YOUR TASK: Will you give the material below again, every line exactly as it is?

++++++

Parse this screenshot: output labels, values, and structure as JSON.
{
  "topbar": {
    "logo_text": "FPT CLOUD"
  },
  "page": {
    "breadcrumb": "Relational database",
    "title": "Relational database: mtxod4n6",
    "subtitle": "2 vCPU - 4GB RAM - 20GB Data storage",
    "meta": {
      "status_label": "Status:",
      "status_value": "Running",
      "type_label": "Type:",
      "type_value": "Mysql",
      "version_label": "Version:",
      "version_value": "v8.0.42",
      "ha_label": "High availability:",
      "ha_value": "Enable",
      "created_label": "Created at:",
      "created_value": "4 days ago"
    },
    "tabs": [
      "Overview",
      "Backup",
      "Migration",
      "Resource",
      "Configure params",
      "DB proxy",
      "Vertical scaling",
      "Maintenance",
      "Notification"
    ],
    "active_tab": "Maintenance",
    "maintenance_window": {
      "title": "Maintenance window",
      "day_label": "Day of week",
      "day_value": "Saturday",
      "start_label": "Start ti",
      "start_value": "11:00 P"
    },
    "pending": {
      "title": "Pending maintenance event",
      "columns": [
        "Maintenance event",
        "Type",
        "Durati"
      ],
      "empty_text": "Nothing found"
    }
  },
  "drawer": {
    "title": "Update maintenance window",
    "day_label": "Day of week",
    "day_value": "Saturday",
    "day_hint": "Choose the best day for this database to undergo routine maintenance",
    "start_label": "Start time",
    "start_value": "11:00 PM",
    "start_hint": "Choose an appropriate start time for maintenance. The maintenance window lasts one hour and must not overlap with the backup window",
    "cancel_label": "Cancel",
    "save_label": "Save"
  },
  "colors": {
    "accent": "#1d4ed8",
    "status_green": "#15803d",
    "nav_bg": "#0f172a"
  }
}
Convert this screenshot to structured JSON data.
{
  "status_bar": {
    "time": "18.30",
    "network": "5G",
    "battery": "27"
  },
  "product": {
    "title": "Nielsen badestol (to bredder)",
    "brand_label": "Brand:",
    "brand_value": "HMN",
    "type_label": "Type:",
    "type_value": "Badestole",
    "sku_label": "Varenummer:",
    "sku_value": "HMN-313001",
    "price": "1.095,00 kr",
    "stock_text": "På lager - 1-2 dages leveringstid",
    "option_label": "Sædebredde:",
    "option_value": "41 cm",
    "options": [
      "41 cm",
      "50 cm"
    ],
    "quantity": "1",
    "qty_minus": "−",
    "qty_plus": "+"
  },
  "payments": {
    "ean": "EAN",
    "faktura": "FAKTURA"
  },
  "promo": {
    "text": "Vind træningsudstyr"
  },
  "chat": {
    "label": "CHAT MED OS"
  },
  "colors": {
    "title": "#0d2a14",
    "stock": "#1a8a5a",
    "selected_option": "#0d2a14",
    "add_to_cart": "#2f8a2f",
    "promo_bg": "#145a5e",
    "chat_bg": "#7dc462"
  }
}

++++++

EXPECTED OUTPUT:
Parse this screenshot: output labels, values, and structure as JSON.
{
  "topbar": {
    "logo_text": "FPT CLOUD"
  },
  "page": {
    "breadcrumb": "Relational database",
    "title": "Relational database: mtxod4n6",
    "subtitle": "2 vCPU - 4GB RAM - 20GB Data storage",
    "meta": {
      "status_label": "Status:",
      "status_value": "Running",
      "type_label": "Type:",
      "type_value": "Mysql",
      "version_label": "Version:",
      "version_value": "v8.0.42",
      "ha_label": "High availability:",
      "ha_value": "Enable",
      "created_label": "Created at:",
      "created_value": "4 days ago"
    },
    "tabs": [
      "Overview",
      "Backup",
      "Migration",
      "Resource",
      "Configure params",
      "DB proxy",
      "Vertical scaling",
      "Maintenance",
      "Notification"
    ],
    "active_tab": "Maintenance",
    "maintenance_window": {
      "title": "Maintenance window",
      "day_label": "Day of week",
      "day_value": "Saturday",
      "start_label": "Start ti",
      "start_value": "11:00 P"
    },
    "pending": {
      "title": "Pending maintenance event",
      "columns": [
        "Maintenance event",
        "Type",
        "Durati"
      ],
      "empty_text": "Nothing found"
    }
  },
  "drawer": {
    "title": "Update maintenance window",
    "day_label": "Day of week",
    "day_value": "Saturday",
    "day_hint": "Choose the best day for this database to undergo routine maintenance",
    "start_label": "Start time",
    "start_value": "11:00 PM",
    "start_hint": "Choose an appropriate start time for maintenance. The maintenance window lasts one hour and must not overlap with the backup window",
    "cancel_label": "Cancel",
    "save_label": "Save"
  },
  "colors": {
    "accent": "#1d4ed8",
    "status_green": "#15803d",
    "nav_bg": "#0f172a"
  }
}
Convert this screenshot to structured JSON data.
{
  "status_bar": {
    "time": "18.30",
    "network": "5G",
    "battery": "27"
  },
  "product": {
    "title": "Nielsen badestol (to bredder)",
    "brand_label": "Brand:",
    "brand_value": "HMN",
    "type_label": "Type:",
    "type_value": "Badestole",
    "sku_label": "Varenummer:",
    "sku_value": "HMN-313001",
    "price": "1.095,00 kr",
    "stock_text": "På lager - 1-2 dages leveringstid",
    "option_label": "Sædebredde:",
    "option_value": "41 cm",
    "options": [
      "41 cm",
      "50 cm"
    ],
    "quantity": "1",
    "qty_minus": "−",
    "qty_plus": "+"
  },
  "payments": {
    "ean": "EAN",
    "faktura": "FAKTURA"
  },
  "promo": {
    "text": "Vind træningsudstyr"
  },
  "chat": {
    "label": "CHAT MED OS"
  },
  "colors": {
    "title": "#0d2a14",
    "stock": "#1a8a5a",
    "selected_option": "#0d2a14",
    "add_to_cart": "#2f8a2f",
    "promo_bg": "#145a5e",
    "chat_bg": "#7dc462"
  }
}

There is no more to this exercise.